Basically, I am seeing a story here that could probably have happened to a lot of people who got a little lazy about preparation on a given day. In the case of my dumb-assed day, the other crucial factor was that the person who ended up in the water was wearing a dry suit. He was somewhat hypothermic when we all got onto land, but mild enough that we could go with the hot-tea and extra layer solution. It would have been a different story if he had not been what many here would consider to be over-dressed.

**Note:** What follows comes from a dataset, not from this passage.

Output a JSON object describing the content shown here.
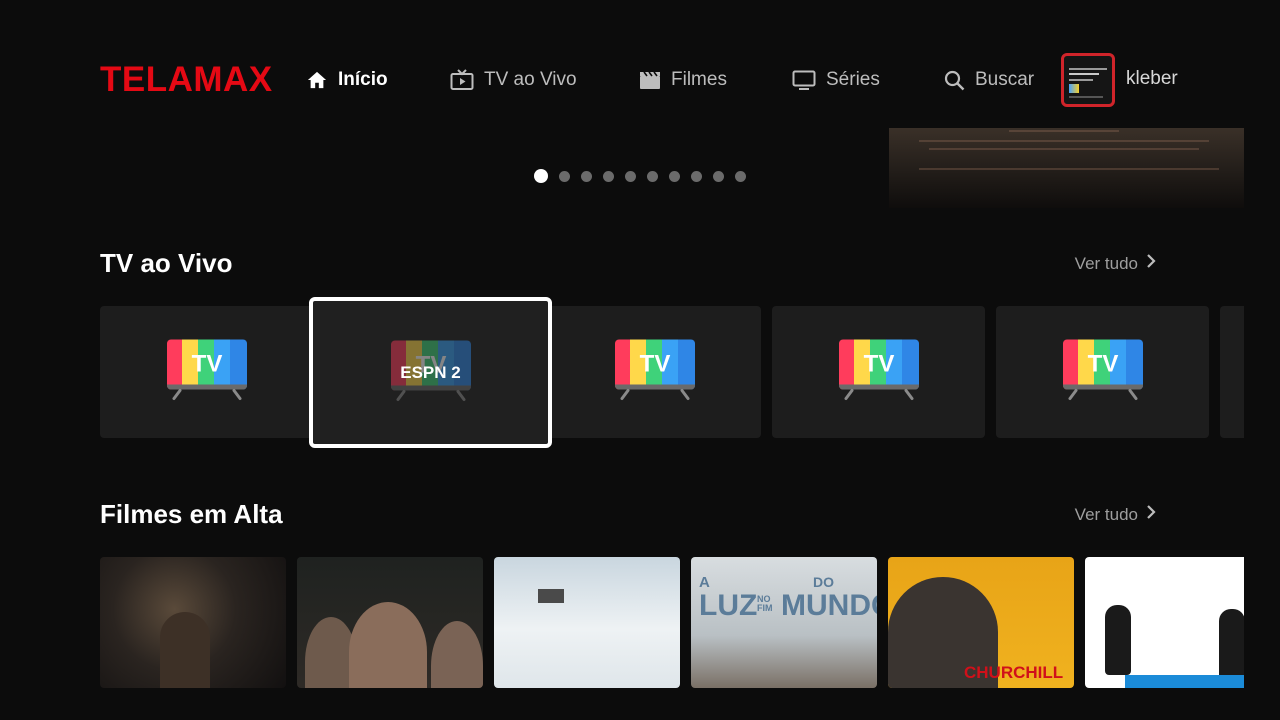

I have looked at these stories the same way as some of the responses here - it could never be me because I am better dressed, better equipped, better prepared etc. But when I see this happen to someone who obviously had phenomenal physical skills and time on the water, I am reminded of the times it could have been me but for some piece of dumb luck. I can't be alone on this.

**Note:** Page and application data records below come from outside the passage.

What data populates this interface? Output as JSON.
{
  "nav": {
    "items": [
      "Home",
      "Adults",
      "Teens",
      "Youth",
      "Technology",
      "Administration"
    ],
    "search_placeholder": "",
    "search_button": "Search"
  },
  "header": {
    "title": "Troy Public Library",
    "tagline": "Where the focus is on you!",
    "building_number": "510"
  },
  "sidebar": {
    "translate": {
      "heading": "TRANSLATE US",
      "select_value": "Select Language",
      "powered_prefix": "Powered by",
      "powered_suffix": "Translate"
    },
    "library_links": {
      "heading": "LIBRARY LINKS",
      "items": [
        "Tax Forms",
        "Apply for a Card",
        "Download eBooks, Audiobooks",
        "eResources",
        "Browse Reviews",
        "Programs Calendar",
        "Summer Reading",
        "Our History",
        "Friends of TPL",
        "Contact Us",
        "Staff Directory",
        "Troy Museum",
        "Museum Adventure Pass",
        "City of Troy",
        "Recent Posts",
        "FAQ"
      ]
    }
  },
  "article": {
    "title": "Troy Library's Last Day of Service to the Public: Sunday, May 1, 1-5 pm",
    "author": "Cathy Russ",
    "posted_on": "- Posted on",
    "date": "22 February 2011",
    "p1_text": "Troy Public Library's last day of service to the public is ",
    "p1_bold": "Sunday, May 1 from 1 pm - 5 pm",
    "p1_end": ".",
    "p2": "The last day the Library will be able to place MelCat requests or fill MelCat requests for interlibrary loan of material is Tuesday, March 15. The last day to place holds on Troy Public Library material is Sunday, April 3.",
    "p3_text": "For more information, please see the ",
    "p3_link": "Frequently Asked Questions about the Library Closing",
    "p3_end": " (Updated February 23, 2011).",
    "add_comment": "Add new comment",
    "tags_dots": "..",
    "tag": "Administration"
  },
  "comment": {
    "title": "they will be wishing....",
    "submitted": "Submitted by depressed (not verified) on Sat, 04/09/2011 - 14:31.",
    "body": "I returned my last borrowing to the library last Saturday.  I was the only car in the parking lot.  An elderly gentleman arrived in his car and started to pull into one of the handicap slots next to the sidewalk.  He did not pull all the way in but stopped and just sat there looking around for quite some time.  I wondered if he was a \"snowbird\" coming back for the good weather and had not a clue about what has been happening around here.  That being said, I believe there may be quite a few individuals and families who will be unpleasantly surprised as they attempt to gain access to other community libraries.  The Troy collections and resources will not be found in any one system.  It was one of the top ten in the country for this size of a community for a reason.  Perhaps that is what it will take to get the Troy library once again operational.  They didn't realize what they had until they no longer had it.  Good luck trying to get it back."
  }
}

I believe you are right…
this could certainly happen to a lot of people. It is pretty clear that a cascading series of events was at work here and that, as a team, they were unable to compensate with each one individually.
Before I start analyzing things that went wrong, I’d like to offer my condolences. It is always a horrible thing when someone dies and I feel for those affected.
That said, there are things we can learn from this accident. Though, I don’t want to seem as though I’m blaming the victim here, there were several areas of safety that were not addressed.
Judgement was an issue. Tides/currents and weather are strong in the area and quite capricious. Certainly, any time you are near the mouth of Tomales bay, which often has some of the worst conditions on the northern coast, a degree of circumspection is necessary. Not paddling with the tides and being seemingly unaware of afternoon winds, which are a given as the land/sea temperature imbalances there can be severe on warm days, shows a poor understanding of the conditions.
Gear (float bags or secured dry bags) could have solved the flooding problem. Bulkheads fail (surprisingly often) and are not designed to hold the weight of the water in a full cockpit for any length of time. It is often a good idea to augment the bow and stern with float bags, even if you think your bulkheads are secure. Plastic boats, in particular, may change shape and are more likely to suffer bulkhead failures, so if paddling in same, one should be aware of this.
The PFD coming off suggests that it was not worn properly. Hot days often lead us to make decisions based upon comfort over safety and this is a likely, though not certain, element for him losing his PFD - more likely than a failure of the device (which isn’t impossible).
Alternate floatation (such as a paddle float) can be used even if a boat sinks. Such devices should be a feature of all boats outfitted for ocean touring. It would seem that this was a piece of gear available to them.
The paddle can be used to augment swimming. I saw this diagrammed in Dowd’s book and have tried it. One can effectively paddle oneself as a boat and it is remarkably easy to do (and faster than swimming, especially in a current). I’m not sure if these paddlers tried this, but it is an interesting tool to have in the skill box.
The buddy system failed. A decent paddling PFD can keep the heads of two swimmers above water. I’ve done this many times and assisted many swimmers by sharing the flotation or alternating with the PFD. A lack of swimming skill could also have been a factor (for one or both of these men).
Again, I’m sorry this happened. My condolences to all affected by this tragedy. I only hope we can learn from the experience to lower the odds of something like this happening again.
Dress for immersion.
I know I have.